[Dataset rows describing interfaces]

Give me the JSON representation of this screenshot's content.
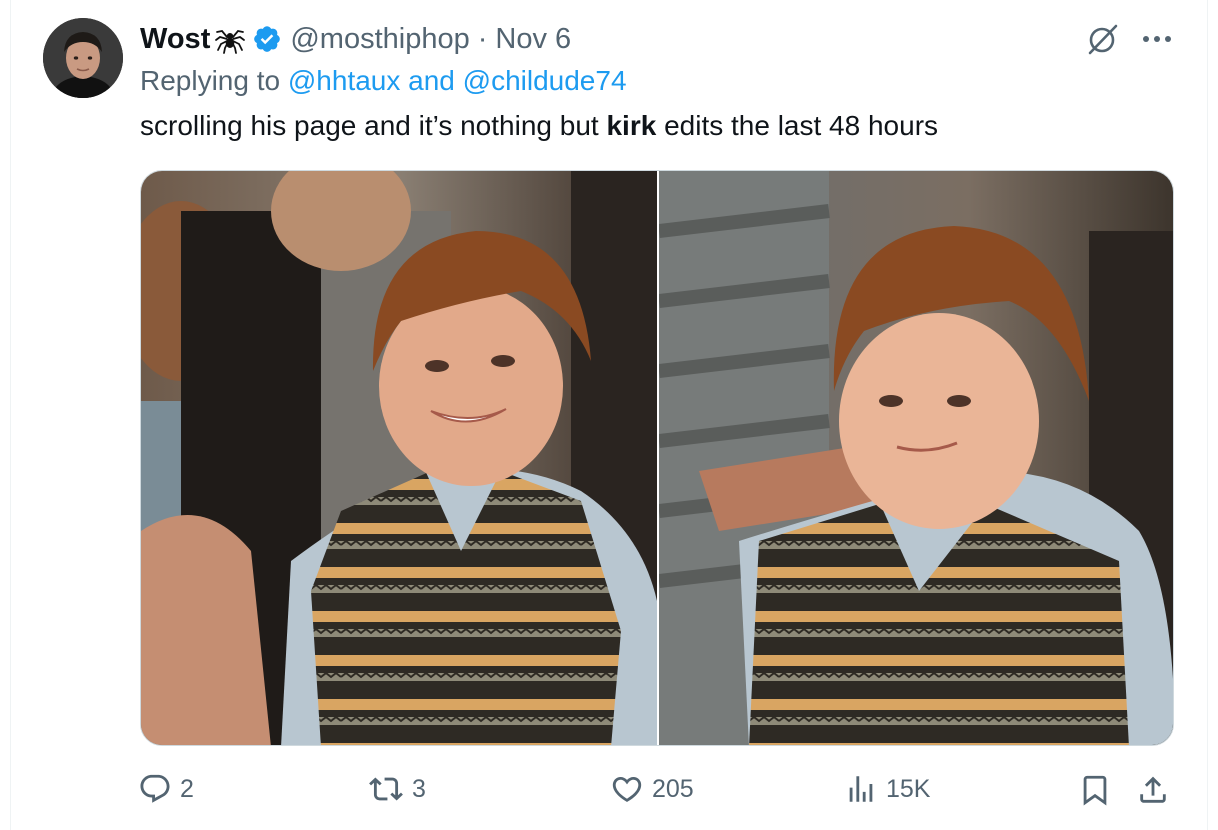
{
  "author": {
    "name": "Wost",
    "emoji_icon": "spider-icon",
    "verified": true,
    "handle": "@mosthiphop",
    "separator": "·",
    "date": "Nov 6"
  },
  "reply": {
    "prefix": "Replying to ",
    "user1": "@hhtaux",
    "joiner": " and ",
    "user2": "@childude74"
  },
  "tweet": {
    "text_before": "scrolling his page and it’s nothing but ",
    "text_bold": "kirk",
    "text_after": " edits the last 48 hours"
  },
  "actions": {
    "replies": "2",
    "reposts": "3",
    "likes": "205",
    "views": "15K"
  },
  "colors": {
    "link": "#1d9bf0",
    "muted": "#536471",
    "text": "#0f1419",
    "verified": "#1d9bf0"
  }
}
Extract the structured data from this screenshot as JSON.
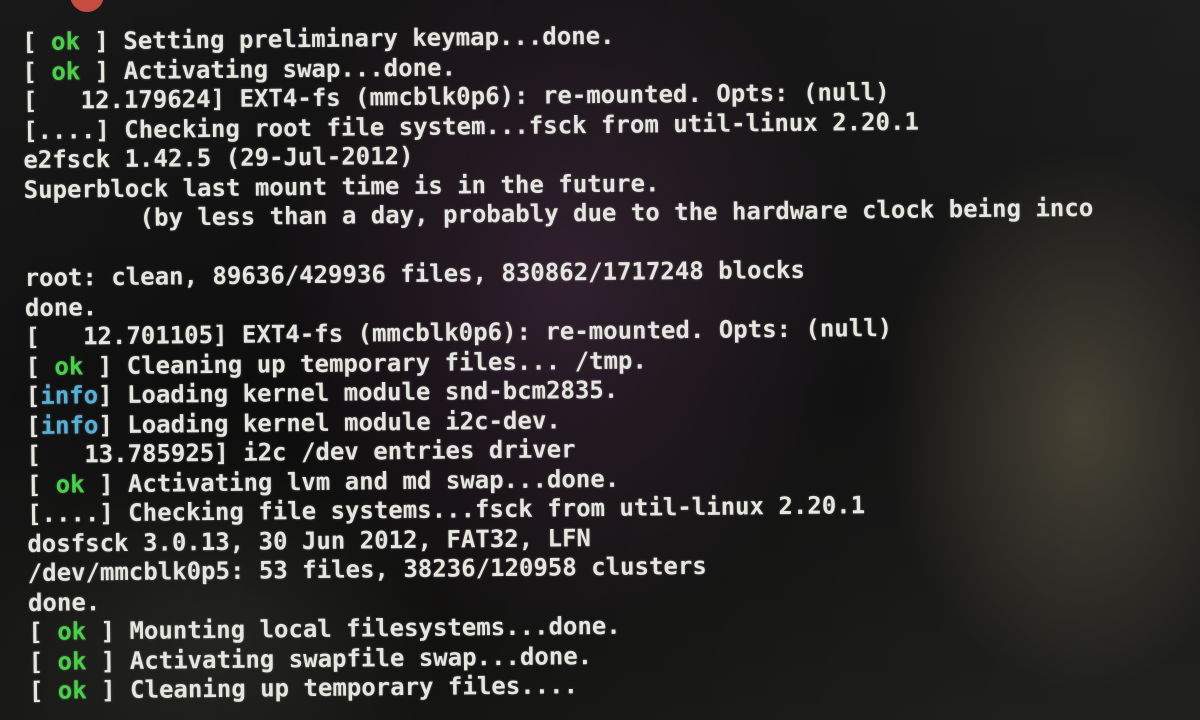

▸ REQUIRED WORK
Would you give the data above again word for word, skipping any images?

▸ TASK ANSWER
Give me the JSON representation of this screenshot's content.
{
  "author": {
    "name": "Wost",
    "emoji_icon": "spider-icon",
    "verified": true,
    "handle": "@mosthiphop",
    "separator": "·",
    "date": "Nov 6"
  },
  "reply": {
    "prefix": "Replying to ",
    "user1": "@hhtaux",
    "joiner": " and ",
    "user2": "@childude74"
  },
  "tweet": {
    "text_before": "scrolling his page and it’s nothing but ",
    "text_bold": "kirk",
    "text_after": " edits the last 48 hours"
  },
  "actions": {
    "replies": "2",
    "reposts": "3",
    "likes": "205",
    "views": "15K"
  },
  "colors": {
    "link": "#1d9bf0",
    "muted": "#536471",
    "text": "#0f1419",
    "verified": "#1d9bf0"
  }
}
Extract the structured data from this screenshot as JSON.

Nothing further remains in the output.